With O.J. Mayo, Rudy Gay, and Mike Conley all needing the ball to be effective, Lee's lower usage would seem to have been a particularly good fit for the Grizzlies. Additionally he is just the right age to grow with our current core, and a positive influence on locker room culture. Finally he is a major fan favorite because of his hustle, which is something the Grizzlies have lacked since Shane Battier was traded. David Lee might not have be a sexy pick who sold tickets, but Zach Randolph is the kind of player who scares season ticket holders away.

As far as costs go, no matter how the Grizzlies would have acquired he would likely have cost about $10 million a year. $12 million at most, which would probably be overpaying for his production. On the other hand Zach Randolph has a 2 year $32 million deal left, so pretty much anything looks reasonable in comparison. If management could have worked out a sign-and-trade with Darko involved it would have only cost between $3 and $5 million to make a sizeable upgrade.

I noted there were two ways we could have gotten Lee, by signing him and the Knicks not matching the offer. The Grizzlies were prepared to offer $10 million a year for what was thought to be 5 years, which many assumed would scare the 2010 conscious Knicks away.
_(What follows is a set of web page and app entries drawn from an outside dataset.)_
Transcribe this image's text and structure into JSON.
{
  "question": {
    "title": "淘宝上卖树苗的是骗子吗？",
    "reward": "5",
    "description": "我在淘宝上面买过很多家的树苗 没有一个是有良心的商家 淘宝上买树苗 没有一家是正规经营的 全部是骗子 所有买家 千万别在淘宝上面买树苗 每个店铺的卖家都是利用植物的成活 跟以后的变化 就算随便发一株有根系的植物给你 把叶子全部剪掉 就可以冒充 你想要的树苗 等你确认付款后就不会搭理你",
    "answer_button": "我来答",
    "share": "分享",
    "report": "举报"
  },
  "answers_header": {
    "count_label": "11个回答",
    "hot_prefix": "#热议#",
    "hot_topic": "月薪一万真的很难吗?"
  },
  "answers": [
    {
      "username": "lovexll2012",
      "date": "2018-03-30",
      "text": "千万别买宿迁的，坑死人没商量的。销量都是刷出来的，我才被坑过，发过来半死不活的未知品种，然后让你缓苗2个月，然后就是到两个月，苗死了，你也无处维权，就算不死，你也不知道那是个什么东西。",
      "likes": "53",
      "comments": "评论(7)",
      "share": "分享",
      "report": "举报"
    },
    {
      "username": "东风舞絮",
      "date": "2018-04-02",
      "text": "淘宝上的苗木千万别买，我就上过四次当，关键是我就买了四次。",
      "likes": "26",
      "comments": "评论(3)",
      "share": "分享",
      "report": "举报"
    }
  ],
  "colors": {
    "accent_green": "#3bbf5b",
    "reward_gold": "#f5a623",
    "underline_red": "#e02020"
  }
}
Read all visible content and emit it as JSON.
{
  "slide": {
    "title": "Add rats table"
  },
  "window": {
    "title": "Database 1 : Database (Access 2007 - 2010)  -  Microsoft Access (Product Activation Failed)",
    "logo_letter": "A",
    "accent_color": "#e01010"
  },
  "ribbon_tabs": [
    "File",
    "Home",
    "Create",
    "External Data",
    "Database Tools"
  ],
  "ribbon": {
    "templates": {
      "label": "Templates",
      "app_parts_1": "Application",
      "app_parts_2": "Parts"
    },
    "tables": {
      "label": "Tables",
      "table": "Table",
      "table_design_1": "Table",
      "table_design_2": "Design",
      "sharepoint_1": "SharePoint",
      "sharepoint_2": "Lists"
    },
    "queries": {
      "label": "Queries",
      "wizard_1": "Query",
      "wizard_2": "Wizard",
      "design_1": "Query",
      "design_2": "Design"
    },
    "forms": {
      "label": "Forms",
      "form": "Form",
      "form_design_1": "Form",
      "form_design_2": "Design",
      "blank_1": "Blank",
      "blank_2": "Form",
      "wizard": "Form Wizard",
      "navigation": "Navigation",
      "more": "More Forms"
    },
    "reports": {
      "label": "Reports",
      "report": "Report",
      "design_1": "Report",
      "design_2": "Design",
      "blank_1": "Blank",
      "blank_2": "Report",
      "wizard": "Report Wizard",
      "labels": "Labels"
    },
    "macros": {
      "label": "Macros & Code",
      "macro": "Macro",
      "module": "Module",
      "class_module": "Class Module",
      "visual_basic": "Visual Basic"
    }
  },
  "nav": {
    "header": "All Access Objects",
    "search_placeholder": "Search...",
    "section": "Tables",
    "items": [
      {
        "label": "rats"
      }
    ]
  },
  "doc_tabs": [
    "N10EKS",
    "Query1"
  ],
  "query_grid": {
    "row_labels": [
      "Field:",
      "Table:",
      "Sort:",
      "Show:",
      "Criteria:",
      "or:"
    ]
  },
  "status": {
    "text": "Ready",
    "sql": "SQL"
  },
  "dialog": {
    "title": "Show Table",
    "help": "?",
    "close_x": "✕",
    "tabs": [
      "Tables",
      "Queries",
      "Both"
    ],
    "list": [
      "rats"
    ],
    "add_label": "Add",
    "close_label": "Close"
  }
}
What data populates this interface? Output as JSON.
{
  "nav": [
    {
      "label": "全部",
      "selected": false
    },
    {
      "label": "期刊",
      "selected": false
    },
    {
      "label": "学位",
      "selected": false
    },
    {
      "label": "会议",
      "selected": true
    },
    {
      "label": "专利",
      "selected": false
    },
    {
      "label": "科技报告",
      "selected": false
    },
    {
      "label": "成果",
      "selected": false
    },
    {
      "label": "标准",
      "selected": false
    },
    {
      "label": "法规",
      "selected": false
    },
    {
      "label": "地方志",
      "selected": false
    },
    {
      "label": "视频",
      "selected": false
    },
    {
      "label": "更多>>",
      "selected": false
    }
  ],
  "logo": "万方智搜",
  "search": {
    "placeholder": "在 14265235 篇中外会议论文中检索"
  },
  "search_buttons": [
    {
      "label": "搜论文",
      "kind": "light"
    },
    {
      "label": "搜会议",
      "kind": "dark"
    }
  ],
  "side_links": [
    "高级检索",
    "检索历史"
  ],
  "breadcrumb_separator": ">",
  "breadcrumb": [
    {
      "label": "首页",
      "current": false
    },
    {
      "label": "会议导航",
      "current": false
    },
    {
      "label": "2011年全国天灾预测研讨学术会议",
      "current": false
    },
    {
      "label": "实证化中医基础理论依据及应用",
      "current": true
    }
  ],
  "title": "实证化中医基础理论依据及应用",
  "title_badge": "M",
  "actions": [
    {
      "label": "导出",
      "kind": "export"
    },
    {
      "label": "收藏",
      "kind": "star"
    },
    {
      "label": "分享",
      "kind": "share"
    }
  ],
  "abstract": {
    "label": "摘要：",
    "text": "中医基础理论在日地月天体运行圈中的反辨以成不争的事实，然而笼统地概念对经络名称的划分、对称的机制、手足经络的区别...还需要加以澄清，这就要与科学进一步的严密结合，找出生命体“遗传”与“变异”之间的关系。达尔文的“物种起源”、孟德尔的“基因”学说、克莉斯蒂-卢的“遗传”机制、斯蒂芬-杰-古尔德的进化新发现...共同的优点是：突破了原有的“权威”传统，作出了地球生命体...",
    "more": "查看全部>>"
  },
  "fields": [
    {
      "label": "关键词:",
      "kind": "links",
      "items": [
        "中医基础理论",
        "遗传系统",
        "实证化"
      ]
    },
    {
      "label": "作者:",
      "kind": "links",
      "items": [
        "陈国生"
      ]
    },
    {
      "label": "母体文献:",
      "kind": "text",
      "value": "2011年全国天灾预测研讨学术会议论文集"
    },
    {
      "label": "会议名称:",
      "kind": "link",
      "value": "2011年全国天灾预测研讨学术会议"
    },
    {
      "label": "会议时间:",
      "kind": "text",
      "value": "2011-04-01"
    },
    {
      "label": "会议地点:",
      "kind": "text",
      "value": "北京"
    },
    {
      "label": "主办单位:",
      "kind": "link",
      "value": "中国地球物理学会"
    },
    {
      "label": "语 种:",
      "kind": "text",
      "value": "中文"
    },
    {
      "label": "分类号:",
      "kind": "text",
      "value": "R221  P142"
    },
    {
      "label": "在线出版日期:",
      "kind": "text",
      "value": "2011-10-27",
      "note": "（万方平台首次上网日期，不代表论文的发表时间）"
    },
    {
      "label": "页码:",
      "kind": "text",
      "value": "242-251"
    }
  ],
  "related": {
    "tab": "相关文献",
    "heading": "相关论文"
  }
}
Seth over at Poasting and Toasting disagreed:

It's hard to say what Donnie Walsh is willing to shell out for David Lee. He says he's looking for $7 or 8 million a year for any long-term deal. That's without a single offer sheet from another team, though, so one can't really know how high he'd go with competition. My guess is Walsh would be willing to pay $9 or $10 million a year for Lee's services, but just hasn't been tested.

Alternatively we could have traded for a newly re-signed Lee. A package like Darko's expiring contract and the #2 pick, which would have guaranteed the Knicks Rubio, for Lee and the #8 pick was what I assumed would be enough to swing the deal, though Seth again wasn't so sure if the Knicks would be so quick to part with Lee:

I doubt Walsh would have traded that high, as Rubio, Evans, and Curry were the real targets. Either way, in what was perceived to be a weak draft, I'm thinking no. Again, I really have no idea.

So in the end let's assuming the Grizzlies include the #27 pick, which we used to select DeMarre Carroll to get the deal up to terms. Additionally they lose the opportunity to select Hasheem Thabeet, who is believed to be our center of the future and a defensive stopper.

At the #8 pick the Chris Wallace would perhaps have chosen DeMar DeRozan or Terrence Williams instead, who both would have worked as 6th men with O.J. Mayo moving over to log minutes point guard. Eventually either would have been strong candidates to play SG alongside Mayo a year or two down the road. We could likely still have chosen DeMarre Carroll at the #36 pick, but then would have lost Sam Young.

Our frontcourt rotation would have then included David Lee and Marc Gasol starting, Darrell Arthur and Hakim Warrick logging rotation minutes off the bench. Hamed Haddadi would have filled some minutes as the true backup center for Marc Gasol.

With this all in mind, I'm going to rate the basketball value of the David Lee path as a 7 out of 10. And, given Seth's pessimism about the possibility, I'll rate the likelihood about a 5 out of 10, which is pretty risky for a team as desperate for a starting power forward as the Grizzlies.

All that's left is the question, if you could, would you rip a hole in the time-space continuum to take a shot at Lee?